** Exercise goal **
A faithful repeat of all the records, with no image kept, is the required answer.

** Excerpted data **
- Opening Delimiter -

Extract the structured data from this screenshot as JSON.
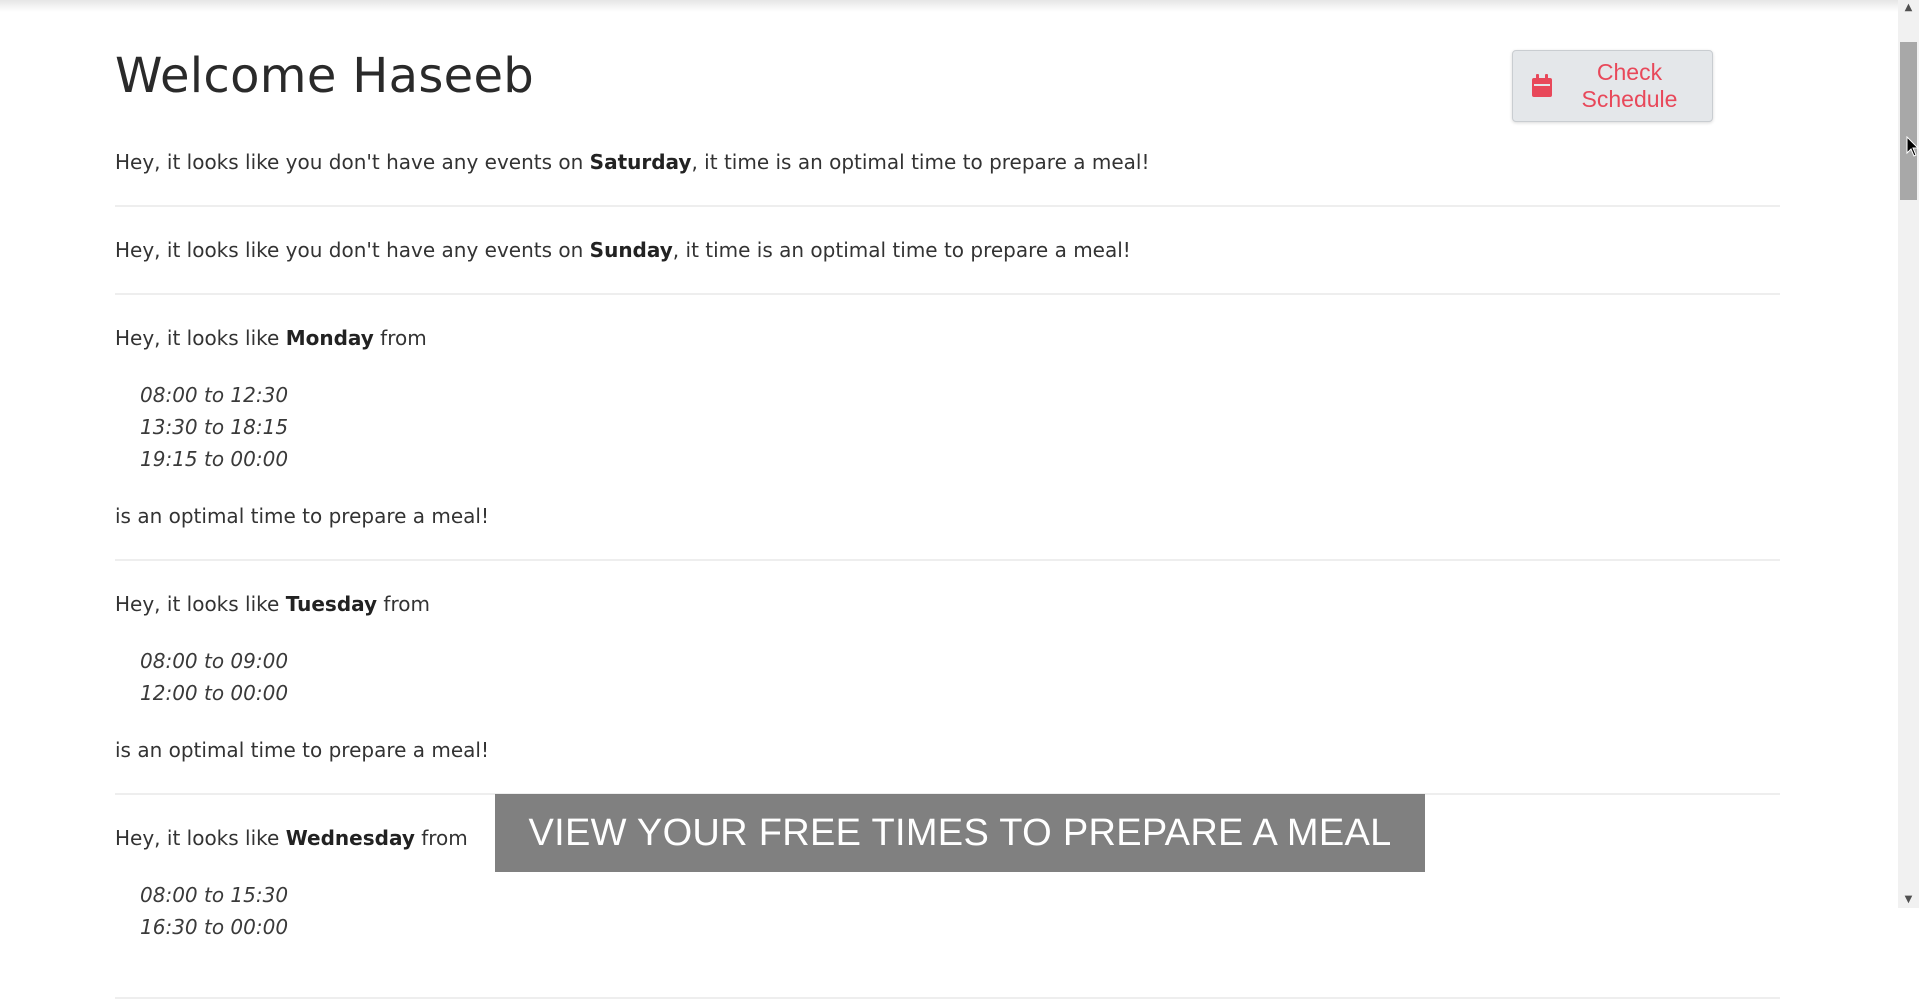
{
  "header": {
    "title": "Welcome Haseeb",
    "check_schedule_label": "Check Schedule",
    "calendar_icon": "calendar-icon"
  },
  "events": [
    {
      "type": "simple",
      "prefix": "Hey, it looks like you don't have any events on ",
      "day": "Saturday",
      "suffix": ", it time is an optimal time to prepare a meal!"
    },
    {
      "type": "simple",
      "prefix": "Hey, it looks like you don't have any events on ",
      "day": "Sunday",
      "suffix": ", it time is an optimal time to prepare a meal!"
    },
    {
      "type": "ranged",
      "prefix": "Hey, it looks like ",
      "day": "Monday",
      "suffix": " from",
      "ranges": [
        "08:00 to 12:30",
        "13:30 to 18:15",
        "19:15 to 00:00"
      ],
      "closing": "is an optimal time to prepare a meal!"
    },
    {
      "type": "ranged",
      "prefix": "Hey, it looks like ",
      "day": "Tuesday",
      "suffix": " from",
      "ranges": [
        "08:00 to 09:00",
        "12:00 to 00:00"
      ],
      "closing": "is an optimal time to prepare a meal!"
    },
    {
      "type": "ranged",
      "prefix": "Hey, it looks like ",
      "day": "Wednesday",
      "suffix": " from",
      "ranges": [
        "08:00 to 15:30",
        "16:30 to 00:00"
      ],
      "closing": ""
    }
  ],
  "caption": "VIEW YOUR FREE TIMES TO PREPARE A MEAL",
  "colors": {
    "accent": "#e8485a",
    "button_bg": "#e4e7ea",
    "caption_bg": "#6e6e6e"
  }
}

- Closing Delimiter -

** Response box **
Extract the structured data from this screenshot as JSON.
{
  "header": {
    "title": "Welcome Haseeb",
    "check_schedule_label": "Check Schedule",
    "calendar_icon": "calendar-icon"
  },
  "events": [
    {
      "type": "simple",
      "prefix": "Hey, it looks like you don't have any events on ",
      "day": "Saturday",
      "suffix": ", it time is an optimal time to prepare a meal!"
    },
    {
      "type": "simple",
      "prefix": "Hey, it looks like you don't have any events on ",
      "day": "Sunday",
      "suffix": ", it time is an optimal time to prepare a meal!"
    },
    {
      "type": "ranged",
      "prefix": "Hey, it looks like ",
      "day": "Monday",
      "suffix": " from",
      "ranges": [
        "08:00 to 12:30",
        "13:30 to 18:15",
        "19:15 to 00:00"
      ],
      "closing": "is an optimal time to prepare a meal!"
    },
    {
      "type": "ranged",
      "prefix": "Hey, it looks like ",
      "day": "Tuesday",
      "suffix": " from",
      "ranges": [
        "08:00 to 09:00",
        "12:00 to 00:00"
      ],
      "closing": "is an optimal time to prepare a meal!"
    },
    {
      "type": "ranged",
      "prefix": "Hey, it looks like ",
      "day": "Wednesday",
      "suffix": " from",
      "ranges": [
        "08:00 to 15:30",
        "16:30 to 00:00"
      ],
      "closing": ""
    }
  ],
  "caption": "VIEW YOUR FREE TIMES TO PREPARE A MEAL",
  "colors": {
    "accent": "#e8485a",
    "button_bg": "#e4e7ea",
    "caption_bg": "#6e6e6e"
  }
}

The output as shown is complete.